• [Work required]:
Each line with the word "title" must appear in the answer, copied from the records.
====================
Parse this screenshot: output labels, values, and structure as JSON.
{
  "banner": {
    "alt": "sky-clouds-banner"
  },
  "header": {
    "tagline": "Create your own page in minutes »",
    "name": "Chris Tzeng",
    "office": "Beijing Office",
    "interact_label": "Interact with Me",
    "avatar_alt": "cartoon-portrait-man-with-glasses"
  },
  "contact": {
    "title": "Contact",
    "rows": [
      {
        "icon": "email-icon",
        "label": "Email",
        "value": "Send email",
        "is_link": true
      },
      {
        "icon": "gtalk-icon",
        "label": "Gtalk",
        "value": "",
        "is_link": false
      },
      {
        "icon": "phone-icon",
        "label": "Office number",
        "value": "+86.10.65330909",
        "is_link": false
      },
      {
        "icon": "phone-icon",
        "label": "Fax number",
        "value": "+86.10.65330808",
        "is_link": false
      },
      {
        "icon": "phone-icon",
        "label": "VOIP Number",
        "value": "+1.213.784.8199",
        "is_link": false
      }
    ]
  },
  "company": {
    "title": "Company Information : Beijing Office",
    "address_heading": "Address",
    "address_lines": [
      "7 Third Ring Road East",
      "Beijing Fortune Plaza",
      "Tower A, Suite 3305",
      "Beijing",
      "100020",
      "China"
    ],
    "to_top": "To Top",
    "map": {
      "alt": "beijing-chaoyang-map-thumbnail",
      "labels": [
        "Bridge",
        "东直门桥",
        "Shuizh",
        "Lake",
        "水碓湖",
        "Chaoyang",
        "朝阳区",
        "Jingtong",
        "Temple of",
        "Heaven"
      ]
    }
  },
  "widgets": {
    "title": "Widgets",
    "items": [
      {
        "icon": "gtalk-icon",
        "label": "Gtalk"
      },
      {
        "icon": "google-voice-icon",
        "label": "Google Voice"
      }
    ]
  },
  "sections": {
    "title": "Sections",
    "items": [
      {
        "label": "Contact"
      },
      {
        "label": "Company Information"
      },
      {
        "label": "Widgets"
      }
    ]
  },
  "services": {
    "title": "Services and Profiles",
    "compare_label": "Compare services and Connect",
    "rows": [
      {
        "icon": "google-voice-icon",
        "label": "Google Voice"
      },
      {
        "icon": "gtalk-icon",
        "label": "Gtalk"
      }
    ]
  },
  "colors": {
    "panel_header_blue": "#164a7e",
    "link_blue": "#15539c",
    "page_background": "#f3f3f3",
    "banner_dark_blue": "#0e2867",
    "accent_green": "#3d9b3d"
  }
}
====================
• [The answer]:
    "title": "Contact",
    "title": "Company Information : Beijing Office",
    "title": "Widgets",
    "title": "Sections",
    "title": "Services and Profiles",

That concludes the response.